White House Inflated Transparency Achievements

Transparency advocates skeptical of new plan announced by White House

November 1, 2013

The White House inflated its transparency accomplishments and has fallen behind schedule on several open government initiatives, an independent audit found last month.

According to the report by the Open Government Partnership, the Obama administration has made slow progress declassifying routine national security records and improving access to public documents under the Freedom of Information Act.

The Obama administration claimed in a March progress report that it had completed 24 of its 26 commitments since 2011. However, according to the Open Government Partnership report the Obama administration has completed less than half of those goals, including the two examples cited above.

The United States was a founding partner of the International Open Government Partnership, a voluntary group of 60 nations working to improve government transparency, in 2011. The independent assessment was part of a two-year review of participating nations.

However, the Obama administration announced Thursday it has committed to an ambitious new set of transparency goals that watchdog groups say would be major steps forward, if accomplished.
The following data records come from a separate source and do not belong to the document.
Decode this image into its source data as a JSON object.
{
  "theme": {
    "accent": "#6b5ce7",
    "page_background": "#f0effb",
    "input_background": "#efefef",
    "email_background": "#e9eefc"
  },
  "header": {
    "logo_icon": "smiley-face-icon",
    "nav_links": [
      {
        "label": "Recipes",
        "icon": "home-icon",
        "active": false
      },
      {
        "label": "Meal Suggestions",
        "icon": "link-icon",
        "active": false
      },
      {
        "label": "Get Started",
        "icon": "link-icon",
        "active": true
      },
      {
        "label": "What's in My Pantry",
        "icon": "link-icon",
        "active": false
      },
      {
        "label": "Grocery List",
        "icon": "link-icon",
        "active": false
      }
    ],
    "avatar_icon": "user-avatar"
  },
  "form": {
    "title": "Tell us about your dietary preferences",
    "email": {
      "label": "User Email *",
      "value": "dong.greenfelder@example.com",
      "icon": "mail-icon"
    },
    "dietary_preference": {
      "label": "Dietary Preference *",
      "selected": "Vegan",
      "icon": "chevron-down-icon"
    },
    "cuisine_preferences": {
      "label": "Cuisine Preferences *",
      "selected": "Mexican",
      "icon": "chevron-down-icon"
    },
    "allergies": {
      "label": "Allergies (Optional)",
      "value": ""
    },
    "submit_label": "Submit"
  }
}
The White House released a draft "national action plan" to improve government transparency. The action plan includes improving access to government data, developing common practices within federal agencies for Freedom of Information Act (FOIA) requests, and creating a government-wide portal for FOIA requests.

Patrice McDermott, the executive director of, said in a statement that the plan is "simultaneously inspiring and disappointing."

"The Administration's latest promises to make it easier for the public to ask for and receive government information show that the government can work with civil society to create a realistic plan to increase openness and accountability," she said.

"At the same time, however, the windows of opportunity for securing a legacy of openness are beginning to close."

Kenneth Bunting, the executive director of the National Freedom of Information Coalition, commended the Obama Administration’s commitment to improving openness but said its report "was a tad self-congratulatory for my tastes."

"Unless there is a sea change, I am afraid this administration's legacy on openness will be marred by its overzealousness in going after leakers, whistleblowers, and journalists," Bunting said in a statement.

The Committee to Protect Journalists released in October a scathing report by former Washington Post executive editor Leonard Downie, Jr. that found the Obama administration’s crack-down on whistleblowers and leakers has created "a tremendous chilling effect" on national security reporting.

FOIA experts applauded the administration’s commitment to improving access to public records.

"At last, the Obama Administration seems willing to act responsibly in implementing its FOIA policy," said Daniel Metcalfe, the executive director of the Collaboration on Government Secrecy at American University’s Washington College of Law.

As previously reported by the Washington Free Beacon, President Barack Obama entered office promising to run "the most transparent administration in history," but federal agencies largely ignored directives from the Justice Department to reform their FOIA practices.

The Justice Department’s Office of Information Policy said earlier this year that it had not challenged a single agency for misusing a FOIA exemption since 2009.

Metcalfe said the Obama administration’s plan is a recognition of the poor job the administration has done thus far.

"The FOIA regulation provision, for one, is a flat repudiation of Justice’s blatant position (as a transparent defense of its own regulation inaction) that FOIA regulations are ‘not important,’" Metcalfe said. "And the adoption of a government-wide portal, an idea advanced by OGIS while flatly rejected by Justice, shows that the White House can recognize a good idea even if the agency nominally in charge of FOIA administration cannot."

Some transparency advocates say the plan lacks one fundamental goal.

"While these plans do give the transparency community reason to be cautiously optimistic, it is important to note that there is no mention of proactive disclosure anywhere in the plan," The Sunlight Foundation’s Ginger McCall wrote. "Proactive disclosure is integral to any effective transparency plan. It meaningfully increases public access while easing the burden on FOIA processing by eliminating duplicative request processing."

Attorney General Eric Holder directed all federal agencies in 2009 to operate with a presumption of openness, but that proved difficult to enforce across a federal government with scores of agencies with their own bureaucratic cultures and entrenched predilections for secrecy.

A government-wide FOIA portal has long been on the wish list of transparency advocates, but until now it has never had the muscle of the executive branch behind it.

In 2012 the Environmental Protection Agency, the Department of Commerce, and the National Archives and Records Administration launched a cross-agency FOIA portal, the first of its kind. Watchdog groups hailed the project as a model for the future.

However, only three agencies collaborated on the project, and some watchdog groups said the Justice Department was opposed to the plan.

Published under: Transparency